WORK TO BE COMPLETED -
Going through the data below, copy out each line where the word "name" shows up.

DATA FOR PROCESSING -
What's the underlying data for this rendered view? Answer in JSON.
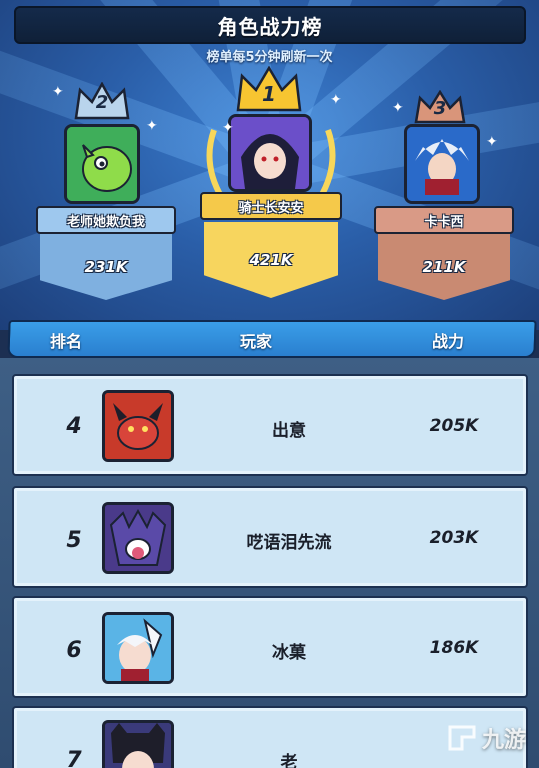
{
  "header": {
    "title": "角色战力榜",
    "subtitle": "榜单每5分钟刷新一次"
  },
  "podium": [
    {
      "rank": "2",
      "name": "老师她欺负我",
      "power": "231K",
      "crown_color": "#b9d4ec",
      "plate_color": "#9ec8ee",
      "avatar_bg": "#3fae5a"
    },
    {
      "rank": "1",
      "name": "骑士长安安",
      "power": "421K",
      "crown_color": "#f7c531",
      "plate_color": "#f5c94a",
      "avatar_bg": "#6b4fc9"
    },
    {
      "rank": "3",
      "name": "卡卡西",
      "power": "211K",
      "crown_color": "#d9957a",
      "plate_color": "#d99a86",
      "avatar_bg": "#2a6ac9"
    }
  ],
  "table": {
    "col_rank": "排名",
    "col_player": "玩家",
    "col_power": "战力"
  },
  "rows": [
    {
      "rank": "4",
      "name": "出意",
      "power": "205K",
      "avatar_bg": "#c83a2a"
    },
    {
      "rank": "5",
      "name": "呓语泪先流",
      "power": "203K",
      "avatar_bg": "#4a3a8a"
    },
    {
      "rank": "6",
      "name": "冰菓",
      "power": "186K",
      "avatar_bg": "#5ab4e6"
    },
    {
      "rank": "7",
      "name": "老",
      "power": "",
      "avatar_bg": "#3a3a7a"
    }
  ],
  "watermark": {
    "text": "九游"
  },
  "colors": {
    "accent_blue": "#2a7fcf",
    "row_bg": "#cfe6f5",
    "gold": "#f7c531"
  }
}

ANSWER TO THE EXERCISE -
      "name": "老师她欺负我",
      "name": "骑士长安安",
      "name": "卡卡西",
      "name": "出意",
      "name": "呓语泪先流",
      "name": "冰菓",
      "name": "老",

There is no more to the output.